** Opening Records supplied block **
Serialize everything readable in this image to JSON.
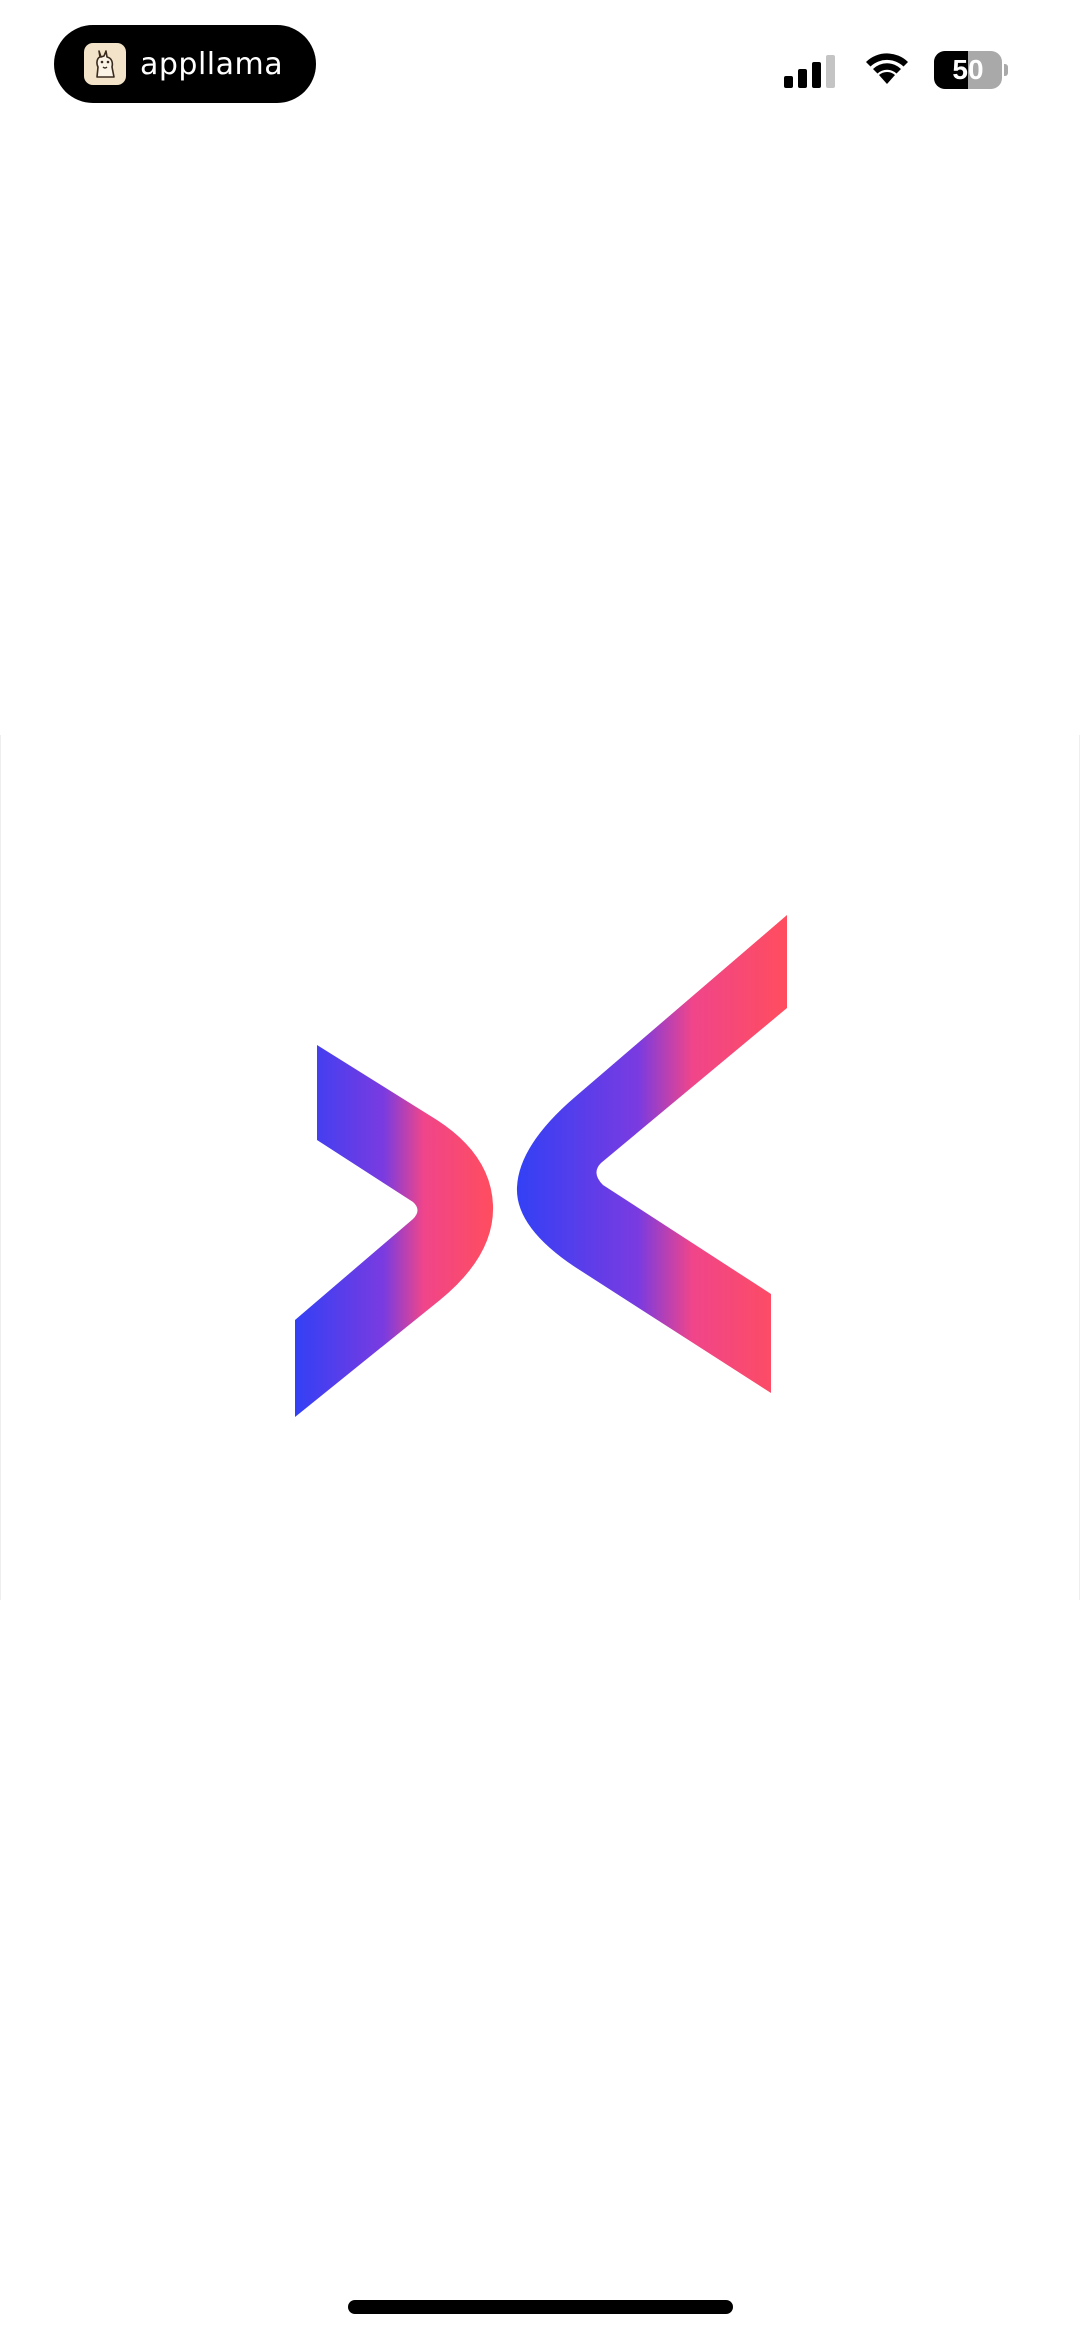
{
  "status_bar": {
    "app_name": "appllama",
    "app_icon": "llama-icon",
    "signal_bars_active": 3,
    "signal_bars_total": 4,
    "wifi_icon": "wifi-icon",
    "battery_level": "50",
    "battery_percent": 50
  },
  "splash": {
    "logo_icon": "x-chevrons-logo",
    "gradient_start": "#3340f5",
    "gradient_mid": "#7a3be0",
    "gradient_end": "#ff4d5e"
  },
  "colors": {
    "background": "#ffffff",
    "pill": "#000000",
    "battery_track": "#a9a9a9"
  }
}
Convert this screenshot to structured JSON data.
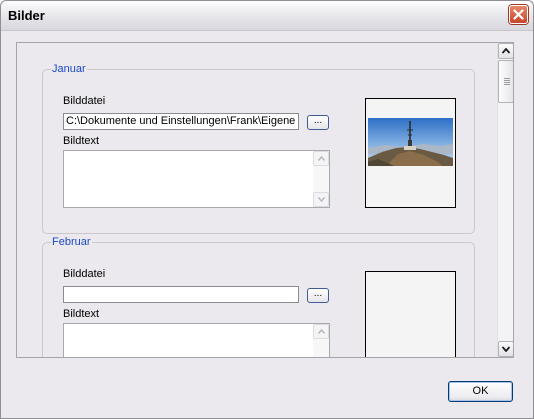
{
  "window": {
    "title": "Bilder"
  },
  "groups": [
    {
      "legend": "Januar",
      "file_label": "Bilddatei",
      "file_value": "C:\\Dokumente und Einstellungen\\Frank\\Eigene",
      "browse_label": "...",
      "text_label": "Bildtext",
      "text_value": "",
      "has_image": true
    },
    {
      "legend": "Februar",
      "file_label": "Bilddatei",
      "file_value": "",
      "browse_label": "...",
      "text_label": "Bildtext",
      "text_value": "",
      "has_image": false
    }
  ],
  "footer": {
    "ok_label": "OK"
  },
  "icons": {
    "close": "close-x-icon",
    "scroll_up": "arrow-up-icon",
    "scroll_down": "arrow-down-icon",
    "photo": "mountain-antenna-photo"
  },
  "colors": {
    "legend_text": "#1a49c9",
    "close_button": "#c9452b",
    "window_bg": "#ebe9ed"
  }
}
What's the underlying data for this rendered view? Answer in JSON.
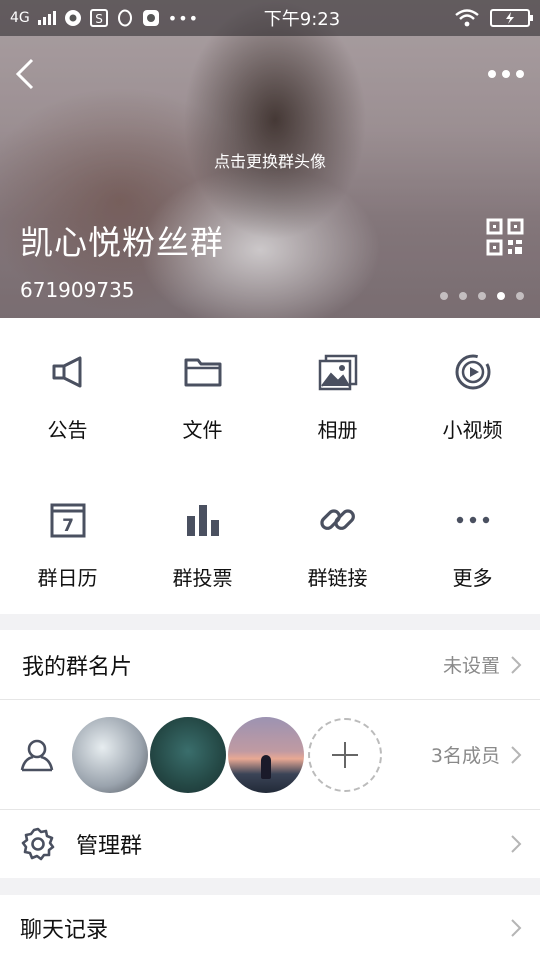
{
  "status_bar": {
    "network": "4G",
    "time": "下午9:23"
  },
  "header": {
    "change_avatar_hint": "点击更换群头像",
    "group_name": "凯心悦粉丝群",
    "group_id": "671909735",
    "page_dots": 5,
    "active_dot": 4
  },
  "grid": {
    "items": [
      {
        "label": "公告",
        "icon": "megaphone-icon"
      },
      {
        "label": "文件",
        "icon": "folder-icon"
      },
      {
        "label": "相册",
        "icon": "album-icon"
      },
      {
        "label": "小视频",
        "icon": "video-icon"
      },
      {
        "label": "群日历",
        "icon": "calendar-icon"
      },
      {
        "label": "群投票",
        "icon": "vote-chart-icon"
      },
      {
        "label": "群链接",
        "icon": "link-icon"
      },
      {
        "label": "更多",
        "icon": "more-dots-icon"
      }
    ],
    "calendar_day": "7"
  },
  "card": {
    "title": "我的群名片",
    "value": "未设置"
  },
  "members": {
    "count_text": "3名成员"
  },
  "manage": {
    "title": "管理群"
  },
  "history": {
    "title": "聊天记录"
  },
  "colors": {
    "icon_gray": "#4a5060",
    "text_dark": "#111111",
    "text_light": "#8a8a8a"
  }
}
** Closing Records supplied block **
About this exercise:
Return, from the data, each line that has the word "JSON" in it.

Answer section:
Serialize everything readable in this image to JSON.
Convert this screenshot to structured JSON data.
What's the underlying data for this rendered view? Answer in JSON.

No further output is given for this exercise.